START ENTRIES SHOWN

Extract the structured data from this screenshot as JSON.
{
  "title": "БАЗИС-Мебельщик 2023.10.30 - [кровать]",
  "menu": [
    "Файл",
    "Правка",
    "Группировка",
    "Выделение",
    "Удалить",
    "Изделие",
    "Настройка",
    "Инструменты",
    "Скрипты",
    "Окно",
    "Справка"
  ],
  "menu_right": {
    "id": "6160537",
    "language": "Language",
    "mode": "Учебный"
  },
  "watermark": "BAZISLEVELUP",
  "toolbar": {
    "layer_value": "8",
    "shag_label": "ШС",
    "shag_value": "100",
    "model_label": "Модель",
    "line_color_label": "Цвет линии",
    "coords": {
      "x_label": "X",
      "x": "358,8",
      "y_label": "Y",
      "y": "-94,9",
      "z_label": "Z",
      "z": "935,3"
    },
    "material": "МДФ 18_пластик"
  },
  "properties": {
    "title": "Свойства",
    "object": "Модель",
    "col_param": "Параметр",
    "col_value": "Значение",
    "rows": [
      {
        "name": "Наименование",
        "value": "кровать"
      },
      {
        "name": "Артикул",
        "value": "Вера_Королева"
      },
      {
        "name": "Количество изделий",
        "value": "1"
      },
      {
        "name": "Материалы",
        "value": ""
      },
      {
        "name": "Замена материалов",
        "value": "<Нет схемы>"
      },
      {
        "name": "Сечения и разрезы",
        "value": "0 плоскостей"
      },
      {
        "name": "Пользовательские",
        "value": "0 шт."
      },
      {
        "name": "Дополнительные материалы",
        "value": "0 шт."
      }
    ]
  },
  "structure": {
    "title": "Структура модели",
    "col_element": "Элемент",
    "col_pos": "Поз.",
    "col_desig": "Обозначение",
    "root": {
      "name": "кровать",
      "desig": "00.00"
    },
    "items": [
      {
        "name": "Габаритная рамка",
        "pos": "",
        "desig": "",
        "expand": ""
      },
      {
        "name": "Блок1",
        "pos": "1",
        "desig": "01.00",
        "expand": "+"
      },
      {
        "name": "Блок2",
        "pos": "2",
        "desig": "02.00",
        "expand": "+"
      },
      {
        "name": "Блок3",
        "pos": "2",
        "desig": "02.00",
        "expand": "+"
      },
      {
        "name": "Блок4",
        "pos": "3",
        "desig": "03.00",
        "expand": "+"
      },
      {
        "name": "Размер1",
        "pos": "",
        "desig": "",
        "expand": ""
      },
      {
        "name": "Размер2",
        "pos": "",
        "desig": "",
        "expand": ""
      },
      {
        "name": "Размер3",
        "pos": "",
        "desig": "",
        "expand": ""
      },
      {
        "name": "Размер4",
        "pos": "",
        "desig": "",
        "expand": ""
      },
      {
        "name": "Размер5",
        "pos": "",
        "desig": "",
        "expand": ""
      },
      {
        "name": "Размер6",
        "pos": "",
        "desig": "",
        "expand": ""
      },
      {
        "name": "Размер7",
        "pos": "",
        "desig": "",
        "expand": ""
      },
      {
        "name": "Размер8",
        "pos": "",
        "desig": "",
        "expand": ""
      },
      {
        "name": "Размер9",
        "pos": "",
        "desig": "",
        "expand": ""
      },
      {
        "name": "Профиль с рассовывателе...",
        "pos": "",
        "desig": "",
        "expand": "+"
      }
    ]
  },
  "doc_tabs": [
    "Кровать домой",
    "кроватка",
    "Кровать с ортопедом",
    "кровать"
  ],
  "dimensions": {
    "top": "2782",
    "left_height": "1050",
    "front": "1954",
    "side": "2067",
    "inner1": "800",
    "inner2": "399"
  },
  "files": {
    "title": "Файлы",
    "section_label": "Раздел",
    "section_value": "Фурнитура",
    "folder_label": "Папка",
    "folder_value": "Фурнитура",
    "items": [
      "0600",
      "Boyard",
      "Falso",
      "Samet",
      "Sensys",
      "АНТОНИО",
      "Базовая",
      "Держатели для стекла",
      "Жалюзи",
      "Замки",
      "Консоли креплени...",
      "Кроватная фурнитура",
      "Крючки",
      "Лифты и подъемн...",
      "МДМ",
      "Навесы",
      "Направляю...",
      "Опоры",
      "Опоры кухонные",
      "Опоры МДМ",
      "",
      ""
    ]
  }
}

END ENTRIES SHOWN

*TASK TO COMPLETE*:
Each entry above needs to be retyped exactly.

*OUTPUT OF THE TASK*:
Extract the structured data from this screenshot as JSON.
{
  "title": "БАЗИС-Мебельщик 2023.10.30 - [кровать]",
  "menu": [
    "Файл",
    "Правка",
    "Группировка",
    "Выделение",
    "Удалить",
    "Изделие",
    "Настройка",
    "Инструменты",
    "Скрипты",
    "Окно",
    "Справка"
  ],
  "menu_right": {
    "id": "6160537",
    "language": "Language",
    "mode": "Учебный"
  },
  "watermark": "BAZISLEVELUP",
  "toolbar": {
    "layer_value": "8",
    "shag_label": "ШС",
    "shag_value": "100",
    "model_label": "Модель",
    "line_color_label": "Цвет линии",
    "coords": {
      "x_label": "X",
      "x": "358,8",
      "y_label": "Y",
      "y": "-94,9",
      "z_label": "Z",
      "z": "935,3"
    },
    "material": "МДФ 18_пластик"
  },
  "properties": {
    "title": "Свойства",
    "object": "Модель",
    "col_param": "Параметр",
    "col_value": "Значение",
    "rows": [
      {
        "name": "Наименование",
        "value": "кровать"
      },
      {
        "name": "Артикул",
        "value": "Вера_Королева"
      },
      {
        "name": "Количество изделий",
        "value": "1"
      },
      {
        "name": "Материалы",
        "value": ""
      },
      {
        "name": "Замена материалов",
        "value": "<Нет схемы>"
      },
      {
        "name": "Сечения и разрезы",
        "value": "0 плоскостей"
      },
      {
        "name": "Пользовательские",
        "value": "0 шт."
      },
      {
        "name": "Дополнительные материалы",
        "value": "0 шт."
      }
    ]
  },
  "structure": {
    "title": "Структура модели",
    "col_element": "Элемент",
    "col_pos": "Поз.",
    "col_desig": "Обозначение",
    "root": {
      "name": "кровать",
      "desig": "00.00"
    },
    "items": [
      {
        "name": "Габаритная рамка",
        "pos": "",
        "desig": "",
        "expand": ""
      },
      {
        "name": "Блок1",
        "pos": "1",
        "desig": "01.00",
        "expand": "+"
      },
      {
        "name": "Блок2",
        "pos": "2",
        "desig": "02.00",
        "expand": "+"
      },
      {
        "name": "Блок3",
        "pos": "2",
        "desig": "02.00",
        "expand": "+"
      },
      {
        "name": "Блок4",
        "pos": "3",
        "desig": "03.00",
        "expand": "+"
      },
      {
        "name": "Размер1",
        "pos": "",
        "desig": "",
        "expand": ""
      },
      {
        "name": "Размер2",
        "pos": "",
        "desig": "",
        "expand": ""
      },
      {
        "name": "Размер3",
        "pos": "",
        "desig": "",
        "expand": ""
      },
      {
        "name": "Размер4",
        "pos": "",
        "desig": "",
        "expand": ""
      },
      {
        "name": "Размер5",
        "pos": "",
        "desig": "",
        "expand": ""
      },
      {
        "name": "Размер6",
        "pos": "",
        "desig": "",
        "expand": ""
      },
      {
        "name": "Размер7",
        "pos": "",
        "desig": "",
        "expand": ""
      },
      {
        "name": "Размер8",
        "pos": "",
        "desig": "",
        "expand": ""
      },
      {
        "name": "Размер9",
        "pos": "",
        "desig": "",
        "expand": ""
      },
      {
        "name": "Профиль с рассовывателе...",
        "pos": "",
        "desig": "",
        "expand": "+"
      }
    ]
  },
  "doc_tabs": [
    "Кровать домой",
    "кроватка",
    "Кровать с ортопедом",
    "кровать"
  ],
  "dimensions": {
    "top": "2782",
    "left_height": "1050",
    "front": "1954",
    "side": "2067",
    "inner1": "800",
    "inner2": "399"
  },
  "files": {
    "title": "Файлы",
    "section_label": "Раздел",
    "section_value": "Фурнитура",
    "folder_label": "Папка",
    "folder_value": "Фурнитура",
    "items": [
      "0600",
      "Boyard",
      "Falso",
      "Samet",
      "Sensys",
      "АНТОНИО",
      "Базовая",
      "Держатели для стекла",
      "Жалюзи",
      "Замки",
      "Консоли креплени...",
      "Кроватная фурнитура",
      "Крючки",
      "Лифты и подъемн...",
      "МДМ",
      "Навесы",
      "Направляю...",
      "Опоры",
      "Опоры кухонные",
      "Опоры МДМ",
      "",
      ""
    ]
  }
}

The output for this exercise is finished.